_Given records_
________________________

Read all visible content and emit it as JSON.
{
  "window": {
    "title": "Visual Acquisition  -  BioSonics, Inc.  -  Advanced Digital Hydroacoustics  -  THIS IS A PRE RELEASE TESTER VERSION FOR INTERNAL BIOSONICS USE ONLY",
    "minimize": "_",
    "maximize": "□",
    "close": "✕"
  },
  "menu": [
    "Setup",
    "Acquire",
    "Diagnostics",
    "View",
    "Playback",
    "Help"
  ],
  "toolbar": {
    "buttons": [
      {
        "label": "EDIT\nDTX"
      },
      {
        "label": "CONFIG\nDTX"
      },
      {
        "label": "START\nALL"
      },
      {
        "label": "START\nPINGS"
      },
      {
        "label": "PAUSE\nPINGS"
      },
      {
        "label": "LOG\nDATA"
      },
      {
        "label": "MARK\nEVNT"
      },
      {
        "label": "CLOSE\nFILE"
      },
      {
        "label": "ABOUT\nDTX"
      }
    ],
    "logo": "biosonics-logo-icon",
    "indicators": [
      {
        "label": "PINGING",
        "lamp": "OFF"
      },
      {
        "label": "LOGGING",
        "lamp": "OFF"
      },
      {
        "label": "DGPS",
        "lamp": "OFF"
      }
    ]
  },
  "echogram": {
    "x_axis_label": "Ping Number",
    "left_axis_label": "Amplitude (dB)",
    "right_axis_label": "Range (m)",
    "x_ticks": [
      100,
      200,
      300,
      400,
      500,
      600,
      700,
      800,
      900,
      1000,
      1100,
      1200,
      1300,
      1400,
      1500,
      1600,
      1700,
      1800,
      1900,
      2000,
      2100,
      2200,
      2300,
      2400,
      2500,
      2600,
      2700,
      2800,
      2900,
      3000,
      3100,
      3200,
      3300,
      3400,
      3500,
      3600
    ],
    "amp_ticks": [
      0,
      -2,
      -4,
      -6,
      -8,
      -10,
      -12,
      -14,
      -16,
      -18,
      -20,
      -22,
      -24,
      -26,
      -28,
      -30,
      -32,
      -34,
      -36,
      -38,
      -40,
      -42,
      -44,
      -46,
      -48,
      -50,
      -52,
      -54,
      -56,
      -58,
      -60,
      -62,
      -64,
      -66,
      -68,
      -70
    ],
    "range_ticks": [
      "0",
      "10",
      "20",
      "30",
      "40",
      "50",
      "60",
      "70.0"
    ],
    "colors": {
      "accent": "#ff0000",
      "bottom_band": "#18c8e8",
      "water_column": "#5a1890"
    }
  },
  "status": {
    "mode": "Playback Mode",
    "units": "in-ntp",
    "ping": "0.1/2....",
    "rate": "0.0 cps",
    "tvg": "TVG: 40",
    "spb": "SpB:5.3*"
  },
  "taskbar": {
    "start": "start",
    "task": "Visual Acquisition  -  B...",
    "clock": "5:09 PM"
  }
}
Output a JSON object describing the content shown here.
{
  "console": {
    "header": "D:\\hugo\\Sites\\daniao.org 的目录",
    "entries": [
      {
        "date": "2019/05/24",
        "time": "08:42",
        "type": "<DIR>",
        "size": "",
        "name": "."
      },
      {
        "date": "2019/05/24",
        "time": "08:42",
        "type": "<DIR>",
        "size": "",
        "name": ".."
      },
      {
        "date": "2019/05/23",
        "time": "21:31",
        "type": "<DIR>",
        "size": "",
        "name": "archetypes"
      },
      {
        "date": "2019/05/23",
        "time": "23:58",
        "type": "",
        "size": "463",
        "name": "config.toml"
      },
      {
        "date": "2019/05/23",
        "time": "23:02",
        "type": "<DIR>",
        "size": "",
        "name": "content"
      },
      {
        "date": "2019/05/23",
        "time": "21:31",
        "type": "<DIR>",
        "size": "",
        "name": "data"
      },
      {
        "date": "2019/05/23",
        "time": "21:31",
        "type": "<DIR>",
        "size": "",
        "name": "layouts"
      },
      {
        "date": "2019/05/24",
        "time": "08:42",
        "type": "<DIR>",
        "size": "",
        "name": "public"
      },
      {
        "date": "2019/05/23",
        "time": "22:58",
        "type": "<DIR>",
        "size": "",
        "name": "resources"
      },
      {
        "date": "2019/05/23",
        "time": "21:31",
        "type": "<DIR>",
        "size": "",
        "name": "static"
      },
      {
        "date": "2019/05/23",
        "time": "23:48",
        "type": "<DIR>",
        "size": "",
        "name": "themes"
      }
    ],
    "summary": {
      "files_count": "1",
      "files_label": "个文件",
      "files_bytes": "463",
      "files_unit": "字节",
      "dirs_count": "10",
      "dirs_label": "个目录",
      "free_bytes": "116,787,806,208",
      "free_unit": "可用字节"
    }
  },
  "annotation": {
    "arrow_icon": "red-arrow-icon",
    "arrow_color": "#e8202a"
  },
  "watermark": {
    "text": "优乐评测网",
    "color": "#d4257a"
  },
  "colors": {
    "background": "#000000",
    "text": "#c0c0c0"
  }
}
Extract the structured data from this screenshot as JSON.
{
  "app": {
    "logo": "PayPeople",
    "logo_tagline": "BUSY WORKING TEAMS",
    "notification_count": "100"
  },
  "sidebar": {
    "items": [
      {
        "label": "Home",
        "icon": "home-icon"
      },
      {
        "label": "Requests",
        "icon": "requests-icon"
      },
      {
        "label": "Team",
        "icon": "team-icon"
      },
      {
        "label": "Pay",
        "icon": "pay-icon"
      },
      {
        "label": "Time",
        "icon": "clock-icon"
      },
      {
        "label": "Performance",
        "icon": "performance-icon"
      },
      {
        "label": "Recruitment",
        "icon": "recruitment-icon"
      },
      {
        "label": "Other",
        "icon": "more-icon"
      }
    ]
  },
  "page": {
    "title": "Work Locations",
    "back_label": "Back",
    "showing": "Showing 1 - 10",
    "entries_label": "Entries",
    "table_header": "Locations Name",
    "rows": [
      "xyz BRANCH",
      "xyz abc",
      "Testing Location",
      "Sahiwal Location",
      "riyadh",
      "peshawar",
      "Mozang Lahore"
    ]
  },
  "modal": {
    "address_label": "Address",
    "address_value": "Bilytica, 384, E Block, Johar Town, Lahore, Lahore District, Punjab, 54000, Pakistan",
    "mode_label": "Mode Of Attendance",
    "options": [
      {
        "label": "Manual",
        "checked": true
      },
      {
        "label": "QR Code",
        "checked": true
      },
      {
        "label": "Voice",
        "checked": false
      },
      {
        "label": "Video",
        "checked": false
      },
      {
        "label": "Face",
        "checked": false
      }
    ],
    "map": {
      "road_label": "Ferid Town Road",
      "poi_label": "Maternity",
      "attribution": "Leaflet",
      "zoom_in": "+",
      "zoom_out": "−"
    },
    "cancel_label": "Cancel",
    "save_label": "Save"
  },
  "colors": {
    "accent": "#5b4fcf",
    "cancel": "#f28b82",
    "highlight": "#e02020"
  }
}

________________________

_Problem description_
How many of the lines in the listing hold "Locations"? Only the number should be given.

_Task response_
2